Dataset rows for apps and sites:
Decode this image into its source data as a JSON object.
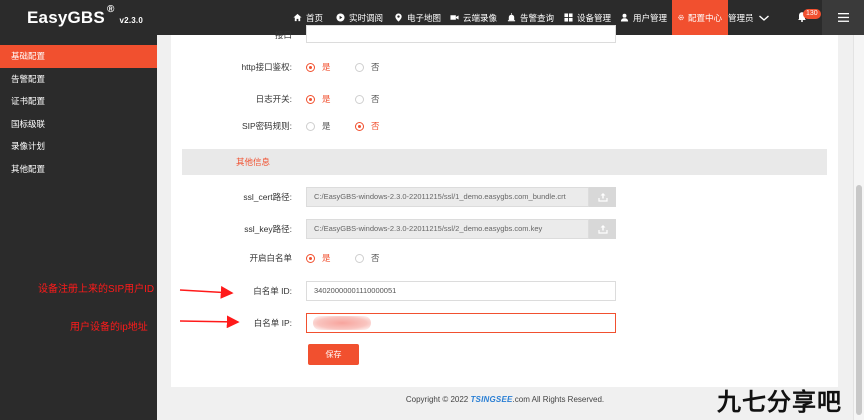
{
  "app": {
    "name": "EasyGBS",
    "reg_mark": "®",
    "version": "v2.3.0"
  },
  "nav": [
    {
      "label": "首页",
      "icon": "home-icon"
    },
    {
      "label": "实时调阅",
      "icon": "play-icon"
    },
    {
      "label": "电子地图",
      "icon": "map-pin-icon"
    },
    {
      "label": "云端录像",
      "icon": "video-icon"
    },
    {
      "label": "告警查询",
      "icon": "alarm-icon"
    },
    {
      "label": "设备管理",
      "icon": "grid-icon"
    },
    {
      "label": "用户管理",
      "icon": "user-icon"
    },
    {
      "label": "配置中心",
      "icon": "gear-icon",
      "active": true
    }
  ],
  "user": {
    "label": "管理员",
    "notifications": "130"
  },
  "sidebar": {
    "items": [
      {
        "label": "基础配置",
        "active": true
      },
      {
        "label": "告警配置"
      },
      {
        "label": "证书配置"
      },
      {
        "label": "国标级联"
      },
      {
        "label": "录像计划"
      },
      {
        "label": "其他配置"
      }
    ]
  },
  "form": {
    "partial_top_label": "接口",
    "http_auth": {
      "label": "http接口鉴权:",
      "yes": "是",
      "no": "否",
      "value": "是"
    },
    "log_switch": {
      "label": "日志开关:",
      "yes": "是",
      "no": "否",
      "value": "是"
    },
    "sip_password": {
      "label": "SIP密码规则:",
      "yes": "是",
      "no": "否",
      "value": "否"
    },
    "section_title": "其他信息",
    "ssl_cert": {
      "label": "ssl_cert路径:",
      "value": "C:/EasyGBS-windows-2.3.0-22011215/ssl/1_demo.easygbs.com_bundle.crt"
    },
    "ssl_key": {
      "label": "ssl_key路径:",
      "value": "C:/EasyGBS-windows-2.3.0-22011215/ssl/2_demo.easygbs.com.key"
    },
    "whitelist_switch": {
      "label": "开启白名单",
      "yes": "是",
      "no": "否",
      "value": "是"
    },
    "whitelist_id": {
      "label": "白名单 ID:",
      "value": "34020000001110000051"
    },
    "whitelist_ip": {
      "label": "白名单 IP:",
      "value": ""
    },
    "save_label": "保存"
  },
  "footer": {
    "prefix": "Copyright © 2022 ",
    "logo": "TSINGSEE",
    "suffix": ".com All Rights Reserved."
  },
  "annotations": {
    "sip_id_note": "设备注册上来的SIP用户ID",
    "ip_note": "用户设备的ip地址"
  },
  "watermark": "九七分享吧",
  "colors": {
    "accent": "#f1502f",
    "dark": "#2b2b2b",
    "annotation": "#ff1a1a"
  }
}
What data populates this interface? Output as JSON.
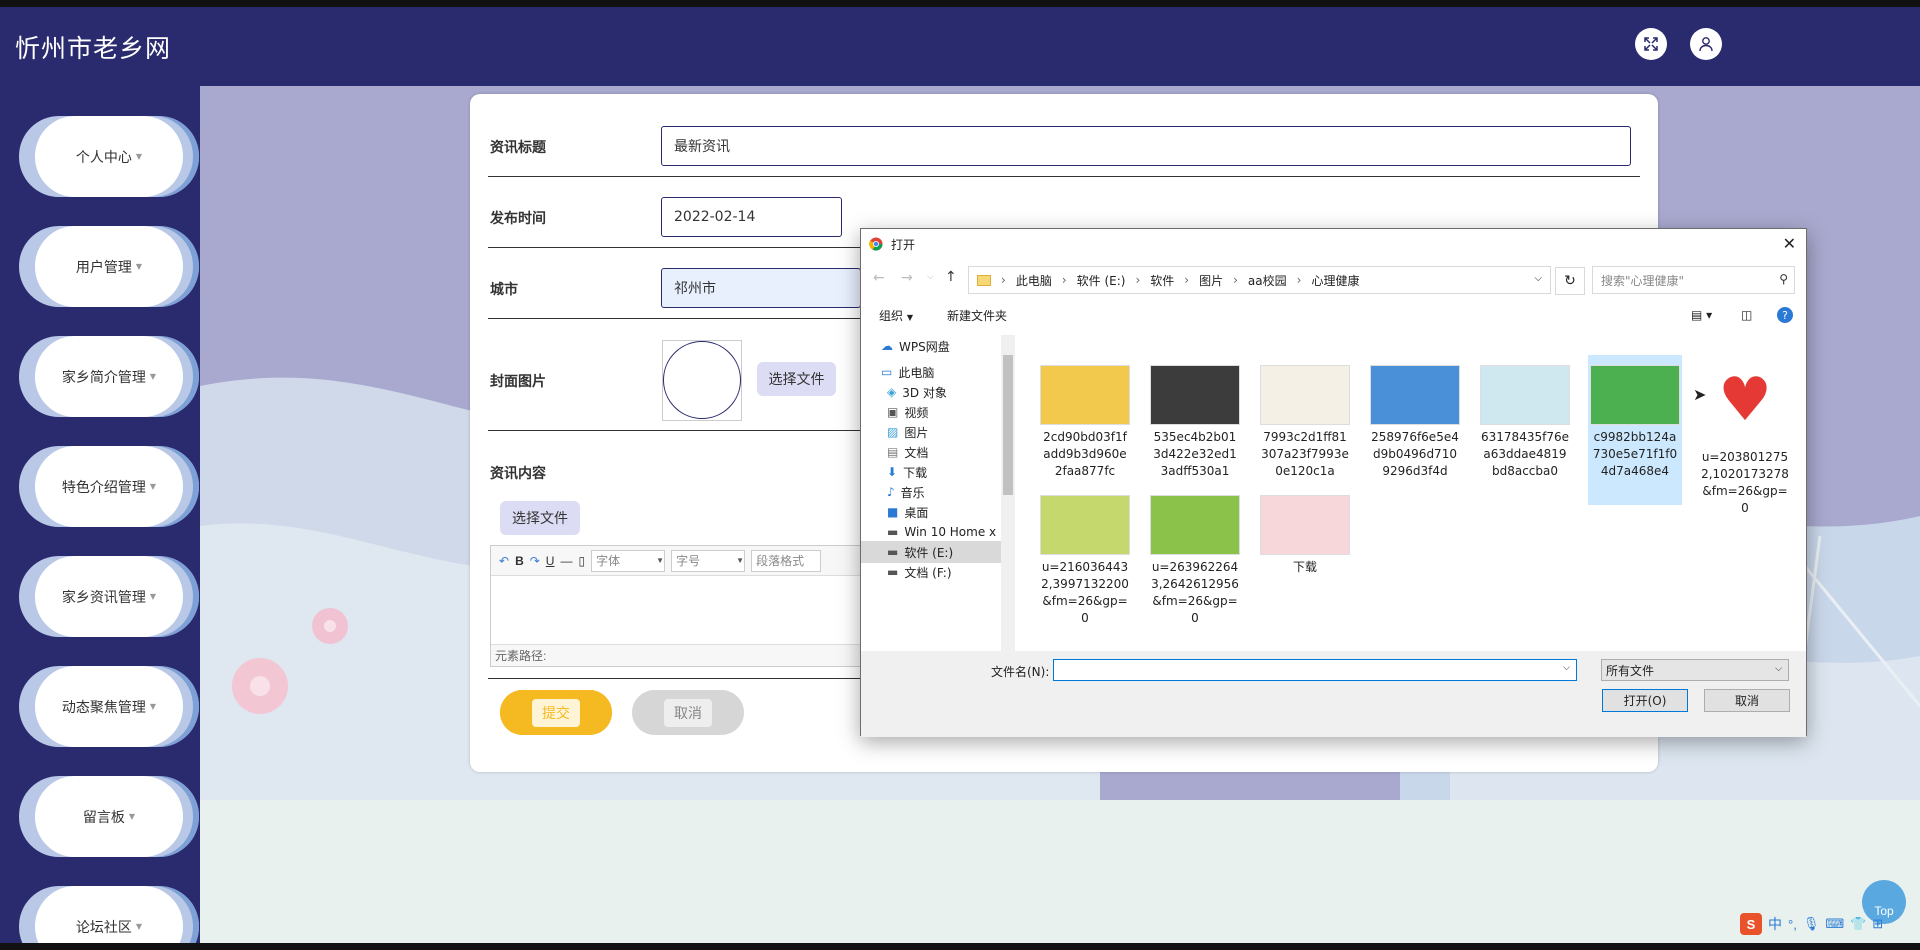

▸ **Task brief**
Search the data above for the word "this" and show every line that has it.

▸ **Solution below**
Decode this image into its source data as a JSON object.
What data populates this interface? Output as JSON.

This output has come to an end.